From the listing below, extract every line in which the word "data" appears.

[Start of Attachment]

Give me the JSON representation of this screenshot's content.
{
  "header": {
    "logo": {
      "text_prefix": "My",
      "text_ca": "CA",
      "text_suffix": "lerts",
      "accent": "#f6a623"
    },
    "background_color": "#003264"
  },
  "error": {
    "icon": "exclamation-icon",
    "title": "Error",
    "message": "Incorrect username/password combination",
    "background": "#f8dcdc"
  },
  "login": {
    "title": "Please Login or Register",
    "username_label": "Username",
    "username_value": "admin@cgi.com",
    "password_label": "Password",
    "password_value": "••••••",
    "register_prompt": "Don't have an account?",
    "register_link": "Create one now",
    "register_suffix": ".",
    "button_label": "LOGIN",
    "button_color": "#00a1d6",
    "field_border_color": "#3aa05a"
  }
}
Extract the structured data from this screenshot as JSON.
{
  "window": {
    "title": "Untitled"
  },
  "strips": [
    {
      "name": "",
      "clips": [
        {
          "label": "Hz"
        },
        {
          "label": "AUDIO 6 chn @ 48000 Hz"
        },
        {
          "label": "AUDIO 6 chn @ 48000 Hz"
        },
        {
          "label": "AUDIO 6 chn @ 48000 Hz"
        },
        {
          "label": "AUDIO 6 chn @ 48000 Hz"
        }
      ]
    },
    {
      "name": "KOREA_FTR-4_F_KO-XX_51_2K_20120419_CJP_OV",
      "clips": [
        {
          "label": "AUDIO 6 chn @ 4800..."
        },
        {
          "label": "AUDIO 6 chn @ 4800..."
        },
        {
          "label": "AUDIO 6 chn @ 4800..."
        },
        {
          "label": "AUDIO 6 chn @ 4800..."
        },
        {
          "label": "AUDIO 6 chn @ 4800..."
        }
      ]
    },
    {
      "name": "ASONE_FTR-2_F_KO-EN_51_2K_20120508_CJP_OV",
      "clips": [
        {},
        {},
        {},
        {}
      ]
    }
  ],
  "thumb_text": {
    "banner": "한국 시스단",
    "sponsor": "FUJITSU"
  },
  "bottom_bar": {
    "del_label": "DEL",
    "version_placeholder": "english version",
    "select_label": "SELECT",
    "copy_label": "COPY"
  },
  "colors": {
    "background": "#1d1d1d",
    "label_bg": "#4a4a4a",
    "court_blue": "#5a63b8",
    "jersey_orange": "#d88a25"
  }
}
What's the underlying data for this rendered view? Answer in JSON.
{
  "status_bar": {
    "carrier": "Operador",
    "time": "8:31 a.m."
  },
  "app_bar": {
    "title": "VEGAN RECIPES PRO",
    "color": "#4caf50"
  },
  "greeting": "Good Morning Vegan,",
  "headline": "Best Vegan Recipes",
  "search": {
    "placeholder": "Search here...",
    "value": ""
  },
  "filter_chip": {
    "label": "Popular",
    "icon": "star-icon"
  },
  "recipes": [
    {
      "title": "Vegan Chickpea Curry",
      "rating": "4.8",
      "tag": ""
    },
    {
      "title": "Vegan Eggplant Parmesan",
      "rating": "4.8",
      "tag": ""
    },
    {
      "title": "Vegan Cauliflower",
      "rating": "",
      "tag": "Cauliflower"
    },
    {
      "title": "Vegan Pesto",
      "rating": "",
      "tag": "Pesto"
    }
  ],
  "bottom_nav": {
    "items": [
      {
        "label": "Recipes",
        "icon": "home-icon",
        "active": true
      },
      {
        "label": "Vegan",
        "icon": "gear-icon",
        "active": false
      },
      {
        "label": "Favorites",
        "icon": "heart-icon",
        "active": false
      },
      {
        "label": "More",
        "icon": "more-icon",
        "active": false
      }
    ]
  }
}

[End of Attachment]

* [Result of this exercise]
Extract the structured data from this screenshot as JSON.
What's the underlying data for this rendered view? Answer in JSON.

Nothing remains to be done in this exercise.